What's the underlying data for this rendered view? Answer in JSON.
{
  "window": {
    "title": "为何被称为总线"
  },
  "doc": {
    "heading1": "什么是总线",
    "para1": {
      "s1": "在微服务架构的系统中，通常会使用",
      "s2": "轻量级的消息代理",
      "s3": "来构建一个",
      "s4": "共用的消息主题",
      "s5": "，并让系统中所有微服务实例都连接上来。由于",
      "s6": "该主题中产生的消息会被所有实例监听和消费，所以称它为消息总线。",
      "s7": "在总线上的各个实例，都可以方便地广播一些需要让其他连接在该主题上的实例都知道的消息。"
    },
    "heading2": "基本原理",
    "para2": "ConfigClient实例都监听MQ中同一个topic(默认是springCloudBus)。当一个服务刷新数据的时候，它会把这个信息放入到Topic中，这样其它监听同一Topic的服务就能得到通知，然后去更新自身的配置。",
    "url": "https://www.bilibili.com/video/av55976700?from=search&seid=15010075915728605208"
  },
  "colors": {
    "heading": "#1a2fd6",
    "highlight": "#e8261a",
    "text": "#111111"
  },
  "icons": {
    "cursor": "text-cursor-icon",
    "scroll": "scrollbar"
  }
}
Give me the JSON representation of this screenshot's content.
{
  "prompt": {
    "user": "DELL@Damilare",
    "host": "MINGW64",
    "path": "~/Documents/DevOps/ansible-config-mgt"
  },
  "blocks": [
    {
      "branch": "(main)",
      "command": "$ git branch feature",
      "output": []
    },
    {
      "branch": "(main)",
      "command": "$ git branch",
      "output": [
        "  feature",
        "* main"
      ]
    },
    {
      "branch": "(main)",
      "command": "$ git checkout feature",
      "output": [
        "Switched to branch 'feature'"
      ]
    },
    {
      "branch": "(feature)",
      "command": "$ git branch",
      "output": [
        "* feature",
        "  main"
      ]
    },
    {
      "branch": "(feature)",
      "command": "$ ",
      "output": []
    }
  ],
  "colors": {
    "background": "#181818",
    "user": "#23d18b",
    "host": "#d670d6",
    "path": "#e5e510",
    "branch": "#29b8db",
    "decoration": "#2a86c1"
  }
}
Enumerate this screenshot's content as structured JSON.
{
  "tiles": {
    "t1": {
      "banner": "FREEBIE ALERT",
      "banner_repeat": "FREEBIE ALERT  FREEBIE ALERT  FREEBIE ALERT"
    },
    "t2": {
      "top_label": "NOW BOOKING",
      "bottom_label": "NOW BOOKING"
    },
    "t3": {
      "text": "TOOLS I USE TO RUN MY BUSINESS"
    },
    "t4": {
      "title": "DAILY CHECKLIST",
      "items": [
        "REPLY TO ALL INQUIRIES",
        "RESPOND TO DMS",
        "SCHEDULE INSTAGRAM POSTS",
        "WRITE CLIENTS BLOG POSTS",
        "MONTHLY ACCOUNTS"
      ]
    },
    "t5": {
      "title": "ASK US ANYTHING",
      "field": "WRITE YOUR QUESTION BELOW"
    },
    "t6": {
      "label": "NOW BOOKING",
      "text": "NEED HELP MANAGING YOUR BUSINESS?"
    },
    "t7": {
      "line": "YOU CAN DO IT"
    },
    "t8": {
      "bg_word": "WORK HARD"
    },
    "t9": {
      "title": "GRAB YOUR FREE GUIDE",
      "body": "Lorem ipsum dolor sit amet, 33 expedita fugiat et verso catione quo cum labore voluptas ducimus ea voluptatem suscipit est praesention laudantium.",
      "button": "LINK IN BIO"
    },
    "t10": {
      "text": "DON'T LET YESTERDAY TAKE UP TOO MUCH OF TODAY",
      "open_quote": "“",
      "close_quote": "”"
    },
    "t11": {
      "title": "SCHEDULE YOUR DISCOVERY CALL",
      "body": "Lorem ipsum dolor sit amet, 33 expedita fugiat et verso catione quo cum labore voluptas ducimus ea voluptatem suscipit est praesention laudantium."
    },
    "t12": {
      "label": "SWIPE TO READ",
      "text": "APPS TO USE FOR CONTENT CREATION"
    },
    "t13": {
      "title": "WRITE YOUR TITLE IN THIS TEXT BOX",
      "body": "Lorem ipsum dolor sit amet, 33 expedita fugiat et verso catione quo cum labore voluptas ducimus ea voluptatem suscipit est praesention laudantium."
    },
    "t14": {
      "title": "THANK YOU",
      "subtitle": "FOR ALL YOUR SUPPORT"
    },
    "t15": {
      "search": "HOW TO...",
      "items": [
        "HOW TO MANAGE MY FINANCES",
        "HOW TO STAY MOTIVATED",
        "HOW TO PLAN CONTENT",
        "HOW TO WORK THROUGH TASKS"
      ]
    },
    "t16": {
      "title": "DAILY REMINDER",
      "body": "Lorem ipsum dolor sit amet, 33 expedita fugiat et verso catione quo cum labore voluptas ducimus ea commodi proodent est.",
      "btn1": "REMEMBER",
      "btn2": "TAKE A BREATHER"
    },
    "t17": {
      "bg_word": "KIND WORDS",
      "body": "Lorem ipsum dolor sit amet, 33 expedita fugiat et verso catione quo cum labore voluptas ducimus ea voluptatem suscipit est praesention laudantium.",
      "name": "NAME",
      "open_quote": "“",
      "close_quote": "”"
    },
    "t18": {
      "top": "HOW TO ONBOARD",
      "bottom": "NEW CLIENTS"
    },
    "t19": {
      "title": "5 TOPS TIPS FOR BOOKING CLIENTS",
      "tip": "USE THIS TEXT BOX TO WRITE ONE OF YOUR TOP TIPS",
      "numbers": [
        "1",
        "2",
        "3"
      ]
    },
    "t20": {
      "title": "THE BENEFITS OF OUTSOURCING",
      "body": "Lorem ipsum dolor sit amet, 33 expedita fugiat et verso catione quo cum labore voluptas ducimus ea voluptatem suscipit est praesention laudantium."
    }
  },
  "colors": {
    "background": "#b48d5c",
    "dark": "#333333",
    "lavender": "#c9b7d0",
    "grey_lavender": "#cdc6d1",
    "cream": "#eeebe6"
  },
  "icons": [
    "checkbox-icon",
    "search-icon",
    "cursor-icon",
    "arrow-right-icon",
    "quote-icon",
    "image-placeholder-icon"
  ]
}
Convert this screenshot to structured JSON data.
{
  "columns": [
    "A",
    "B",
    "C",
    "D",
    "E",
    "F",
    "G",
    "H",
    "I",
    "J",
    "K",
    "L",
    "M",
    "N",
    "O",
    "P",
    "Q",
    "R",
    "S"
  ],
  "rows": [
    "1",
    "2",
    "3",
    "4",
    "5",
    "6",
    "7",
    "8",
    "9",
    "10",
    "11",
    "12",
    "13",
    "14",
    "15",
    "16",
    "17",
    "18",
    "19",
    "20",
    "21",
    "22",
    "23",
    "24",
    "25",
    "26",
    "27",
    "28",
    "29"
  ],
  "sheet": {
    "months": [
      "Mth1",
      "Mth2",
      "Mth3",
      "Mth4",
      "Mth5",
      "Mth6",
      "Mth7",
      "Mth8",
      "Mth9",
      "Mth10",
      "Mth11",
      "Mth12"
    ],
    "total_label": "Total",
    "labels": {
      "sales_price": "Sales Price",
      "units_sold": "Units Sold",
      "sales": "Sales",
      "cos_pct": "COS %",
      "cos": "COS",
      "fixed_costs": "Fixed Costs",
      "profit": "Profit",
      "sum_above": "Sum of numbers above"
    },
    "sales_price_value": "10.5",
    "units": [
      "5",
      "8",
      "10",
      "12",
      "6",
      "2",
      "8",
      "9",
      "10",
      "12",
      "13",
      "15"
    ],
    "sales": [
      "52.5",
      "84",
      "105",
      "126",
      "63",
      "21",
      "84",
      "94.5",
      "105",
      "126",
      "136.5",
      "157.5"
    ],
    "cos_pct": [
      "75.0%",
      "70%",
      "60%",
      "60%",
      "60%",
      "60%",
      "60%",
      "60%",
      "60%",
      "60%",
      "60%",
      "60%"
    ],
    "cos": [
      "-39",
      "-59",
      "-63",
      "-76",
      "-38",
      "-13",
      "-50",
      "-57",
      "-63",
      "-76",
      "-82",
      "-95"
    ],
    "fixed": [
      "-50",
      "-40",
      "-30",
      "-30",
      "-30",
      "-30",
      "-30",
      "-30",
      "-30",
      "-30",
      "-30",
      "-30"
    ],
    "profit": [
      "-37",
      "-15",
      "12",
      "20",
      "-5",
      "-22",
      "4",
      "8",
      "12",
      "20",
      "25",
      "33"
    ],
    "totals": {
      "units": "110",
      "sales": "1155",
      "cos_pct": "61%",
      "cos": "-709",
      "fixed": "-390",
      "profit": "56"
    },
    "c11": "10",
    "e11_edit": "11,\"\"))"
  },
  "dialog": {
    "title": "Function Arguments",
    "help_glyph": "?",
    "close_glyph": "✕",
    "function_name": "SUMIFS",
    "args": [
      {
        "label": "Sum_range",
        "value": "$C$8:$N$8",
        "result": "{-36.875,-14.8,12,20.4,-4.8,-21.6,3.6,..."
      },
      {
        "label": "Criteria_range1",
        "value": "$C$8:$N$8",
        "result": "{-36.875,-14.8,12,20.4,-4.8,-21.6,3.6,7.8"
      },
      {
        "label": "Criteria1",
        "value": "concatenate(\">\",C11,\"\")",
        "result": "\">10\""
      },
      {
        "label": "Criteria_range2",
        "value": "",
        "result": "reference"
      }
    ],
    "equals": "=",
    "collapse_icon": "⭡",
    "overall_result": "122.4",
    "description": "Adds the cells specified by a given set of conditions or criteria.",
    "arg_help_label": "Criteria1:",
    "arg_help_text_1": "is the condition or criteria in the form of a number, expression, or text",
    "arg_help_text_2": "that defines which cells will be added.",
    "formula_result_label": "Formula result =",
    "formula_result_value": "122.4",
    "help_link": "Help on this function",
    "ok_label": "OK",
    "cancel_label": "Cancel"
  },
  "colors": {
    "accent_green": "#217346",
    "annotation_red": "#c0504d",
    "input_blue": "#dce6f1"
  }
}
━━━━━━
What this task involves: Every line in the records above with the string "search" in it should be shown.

Response below:
    "url": "https://www.bilibili.com/video/av55976700?from=search&seid=15010075915728605208"
      "search": "HOW TO...",
    "search-icon",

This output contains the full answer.